Mr. Volcker was appointed by Mr. Annan who provided him with over thirty million dollars, plus four more. He no doubt expects him "to leave no stone unturned" in order "to get to the bottom of all this." Maybe we're now approaching the bottom or the exit, but not quite yet. In the first scene, as the "investigation" starter, Mr. Volcker's briefing reflected a considered view that the U.N. Secretariat was not as influential (or as culpable?) as most people assumed, because it was the governments that actually decided. To what extent some Secretariat people influenced decisions by delegates was left open. The first report reflected that trend, giving some tantalizing details though "found no evidence" against the Secretary General, who must have misread the scene and rushed to exonerate himself. Not yet he must have been told; that's for later. Summertime, and the livin' is easy, is just for nailing down the obvious. An in-between scene exposing the fall guys would keep the show alive. Already, a key potential player has been crippled and placed himself out of reach. One day before the Volcker August report, Benon Sevan resigned and his lawyers circulated a set of documents. The experienced survivor had underestimated his former allies.

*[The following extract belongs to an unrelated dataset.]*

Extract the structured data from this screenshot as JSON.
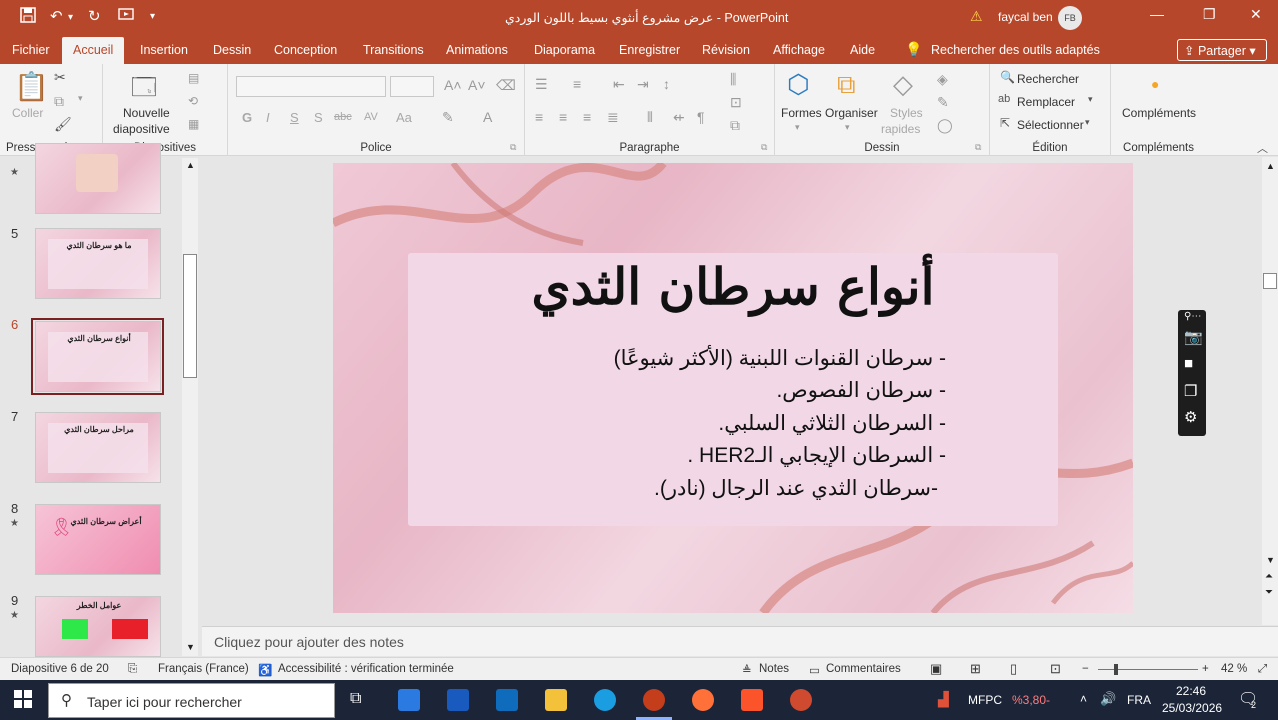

While basking in the Mediterranean sun, he may now be wondering whether they had strung him along throughout the holding-hand period. He certainly knows enough about everyone -- he was a hands-on manager, not a parachuted diplomat. Did he really believe that they're all in it together, or are there facts which only he and they know? And who are "they"? Are they -- as Crosby, Stills and Nash used to sing -- "One person, two alone or three each other"!

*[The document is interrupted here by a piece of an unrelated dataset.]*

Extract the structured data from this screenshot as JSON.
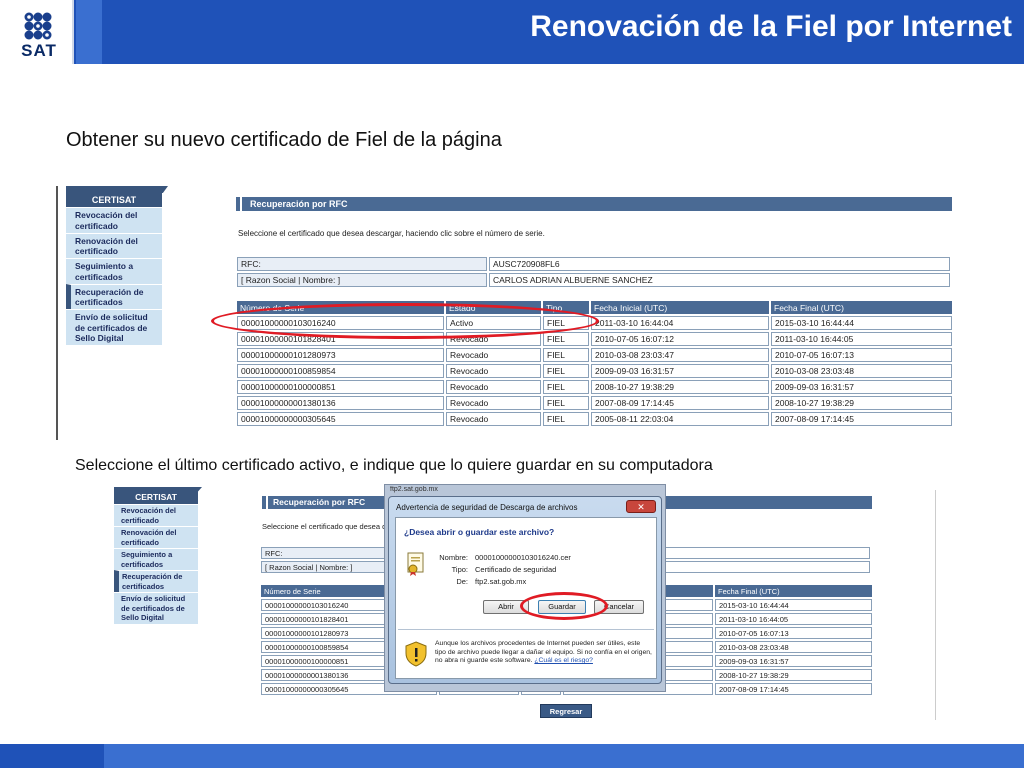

The real curtain raiser came in September. A Volcker report was available about the same time as over 150 heads of states assemble for a special summit. It also happens to be the session before last for Annan who will be leaving end of next year. Could it be that all that tension was building for some form which could be interpreted as a personal "exoneration?" That, with the help of trained stagehands, could prompt those visiting heads of state to give Kofi Annan a standing ovation. Wouldn't that be worth those $34 million? Not when you know that the whole world's a stage, and men (like Volcker), and women are merely players. They have their exit and their entrances playing many parts -- sometimes in a Midsummer Night's Dream and other times as Hamlet!